A Summer in Greece

personal | photography | travel
white buildings with blue trim with tree in courtyard

I still have lots of shoots to share with you – weddings and portrait shoots from 2018. I haven’t even begun to share shoots from Canada with you yet! But it’s a cool autumn day here in Chilliwack today and so I thought something warming might be in order. It’s about time I shared photographs with you from our summer in Greece last year and tell you a little bit about that!

Having spent a good number of years living on an island in the Mediterranean, I’d never had any longing to go to Greece before. That was until I started my degree. In the first couple of years of my humanities degree, I learned a lot about ancient Greek history. Suddenly I was smitten with a country that had never featured on my radar before.

So, when Stu and I were invited to spend a week with friends on the island of Andros, in the Cyclades archipelago just off the Greek mainland, we jumped at the chance. And, as part of our trip, we decided to include a few days in Athens too.

I was a little bit wary of visiting Greece in August. Having grown up on Malta, my memories of that time of year were always hot and with a lot of humidity. Probably why I tend to lean towards cooler climates or seasons when planning my trips! I needn’t have worried though. One thing people neglect to mention when speaking about Greece is the beautiful breeze you can expect, especially on the islands.

We spent the first part of our trip in a small villa overlooking the Aegean in the harbour town of Gavrio. It was the loveliest place, with a ginormous terrace that we could sit out on all day, overlooking the sparkling blue of the water as the breeze gently blew across us. I spent most of my days sitting in the shade with a multitude of books to read – my idea of paradise. From our back terrace, we could walk down a lane to a small beach, if we wanted. Perfect for the odd swim! And each night was spent walking down into the harbour town to find somewhere new to eat. I ate an abundance of souvlaki and loukoumades while we were there, not to mention the tzatziki! Honestly, I’m wondering where Greek food has been all my life. It’s so beautiful.

I couldn’t help but compare Andros to Malta, both being islands in the Mediterranean. Both islands are about the same size, with Andros being slightly larger at 380 square kilometres versus Malta’s 316. They both have a long and interesting history. And they both lie in the Mediterranean. And that’s pretty much where the similarities end. Because Andros has a population of just 9200, in contrast to Malta’s population of more than 493,000! And that’s exactly how I would describe Andros – as a much quieter, cleaner and prettier Malta.

We were on the island for my birthday, which we celebrated by going out to a beautiful restaurant in the neighbouring bay of Batsi. Our only other exploration was out to the capital town of Andros. It’s one of those typically Greek towns you might recognise from photographs – white buildings and blue doors and roofs that reflect the blue of the water.
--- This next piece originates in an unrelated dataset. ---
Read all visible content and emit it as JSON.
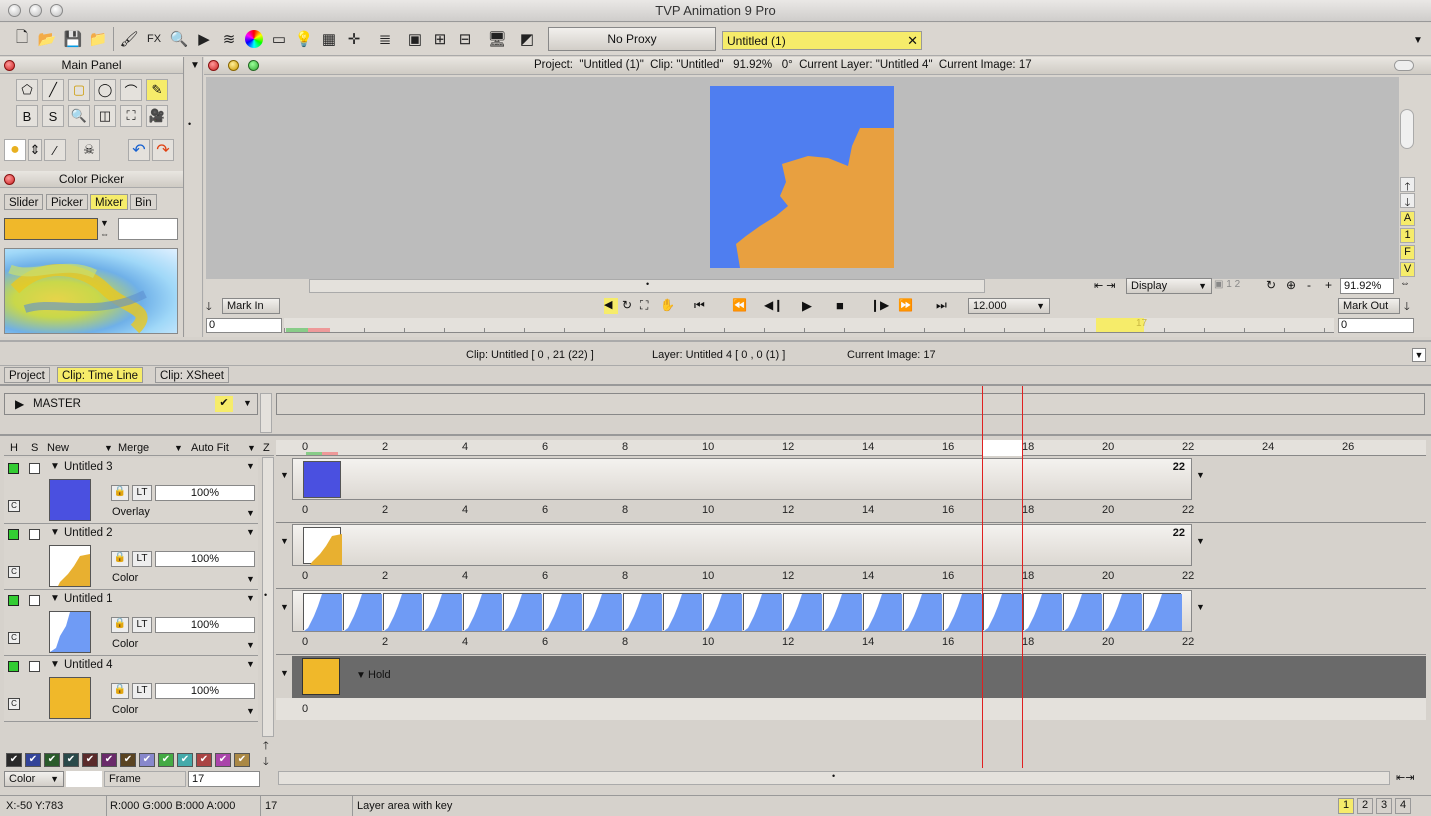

white shop front with green window and door as someone walks past

view down steps looking over a beach

greek alley with white buildings and blue trims

white buildings with blue trim with tree in courtyard

building on rocky outcrop with lighthouse in background

close up of dried flower

dancing in greek village square

The last few days of our stay were spent in Athens and there couldn’t have been more of a contrast from the islands. The city was hot and bustling. There was no breeze and walking the city was hard work, especially in the August heat. I hadn’t expected Athens to be so hilly!

But what a city. I fell in love with the atmosphere. The bitter orange trees that lined the streets. The architecture and glints of history wherever you went. And, of course, the imposing sight of the Acropolis perched atop a rocky outcrop overlooking the city.

The walks up the steep hills were both my least favourite thing and what I loved most about the city. Getting up there was hard work. But, oh my, it was really worth the effort once you were up there. We particularly loved Filopappou Hill, which we conquered on our first day. The views were breathtaking. I could have spent all evening sitting up there and looking out over Athens.

Of course, the walk up to the Parthenon has to be done. I don’t think you can go all the way to Athens and then not do it! It’s a shame to see it all covered in scaffolding, but the work has been going on for some years and will likely take a few more yet. But to see the size of the building, the scale of it, and the level of work it takes to renovate it is incredible.

A particular highlight of Athens, for me, was on our final evening. We went over to Lycabettus Hill where we took the funicular to get to the top and then stood and waited to witness the glorious sunset (along with a lot of other people!) as the bell at the top gets rung and the lights of the city come on below. Lycabettus is the highest point in the city and it is quite the view!

For me, that was the perfect end to our first Greek visit. It’s certainly a place I want to visit again if only to see more and learn a little more of the history.

sun setting over Athens street

Greek philosopher graffiti on shop front

the Acropolis at night

climbing Filopappou Hill, the view through the trees

The parthenon through the trees

the Parthenon from Filopappou Hill

Greek street with trees

View from the Parthenon

The Parthenon

View of Athens from Parthenon

The Parthenon

Tree by ancient ruins

graffiti on athens street

greek street at night

bell at the top of lycabettus hill

sunset over athens

night falls over athens

night fall over athens

What about you? Have you visited Greece? What did you think of it? I’d love to hear your thoughts!